When you are addressing an issue such as gun violence prevention that is a long-term challenge, how do you measure success for Brady’s efforts?

We focus on all of the drivers of gun violence in America and measure our programmatic reach, our legislative accomplishments, and our legal case wins. We know, for example, that since the Brady law was enacted it has stopped more than three million sales of guns to individuals who are prohibited purchasers. We know that this law has contributed to the reduction of what otherwise would be violent acts and helped to save countless Americans. In all that we do, we focus on similar metrics and measures to determine our impact on behavior, on societal norms, and ultimately on lives saved from preventable gun violence.

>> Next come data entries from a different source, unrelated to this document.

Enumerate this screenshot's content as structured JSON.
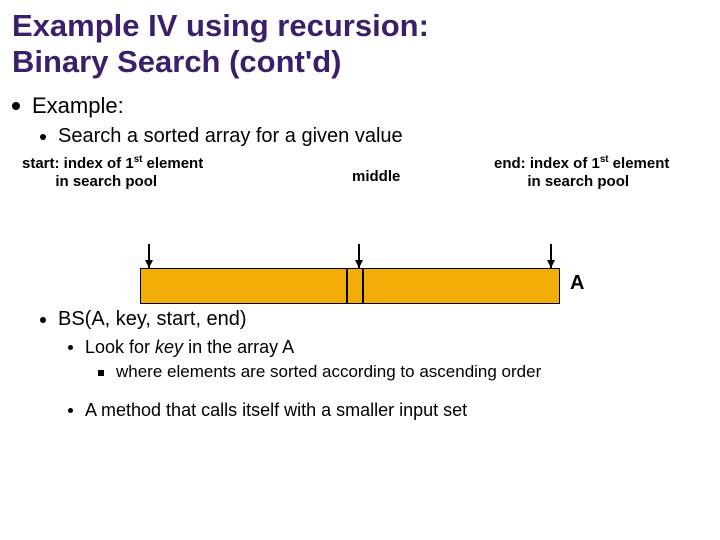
{
  "title_line1": "Example IV using recursion:",
  "title_line2": "Binary Search (cont'd)",
  "b1": "Example:",
  "b2": "Search a sorted array for a given value",
  "start_label_line1": "start: index of 1",
  "start_label_sup": "st",
  "start_label_line1b": " element",
  "start_label_line2": "in search pool",
  "middle_label": "middle",
  "end_label_line1": "end: index of 1",
  "end_label_sup": "st",
  "end_label_line1b": " element",
  "end_label_line2": "in search pool",
  "array_label": "A",
  "b3": "BS(A, key, start, end)",
  "b4a_pre": "Look for ",
  "b4a_italic": "key",
  "b4a_post": " in the array A",
  "b4a_sub": "where elements are sorted according to ascending order",
  "b4b": "A method that calls itself with a smaller input set"
}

Did you always know that you were attracted to this type of work and that this is how you wanted to focus your career?

I grew up in a household with a mother who volunteered on political campaigns and a father who spent his career fighting for fair housing and non-discriminatory housing policies as a senior federal employee. I have always been inspired by the need to make the world more fair, more just, and one that lives up to an ideal that I think is essential: that we are all equal and should have the opportunity to live in an environment that allows us to reach our potential. Gun violence robs far too many Americans of the right to reach their potential. It wreaks havoc on our social fabric, furthering gross and disturbing inequities and creating a moral failure as a nation that must be addressed if we are to consider ourselves a just, fair, decent society. Given my feelings on this issue, my family background, and the world I want to leave my daughters, I can think of no more worthy focus of my time than leading this incredible organization with a legacy of achievement that Jim and Sarah, thousands of volunteers, and victims and survivors of gun violence, left for us all. It is now our job to advance that work and create the safer America we all deserve.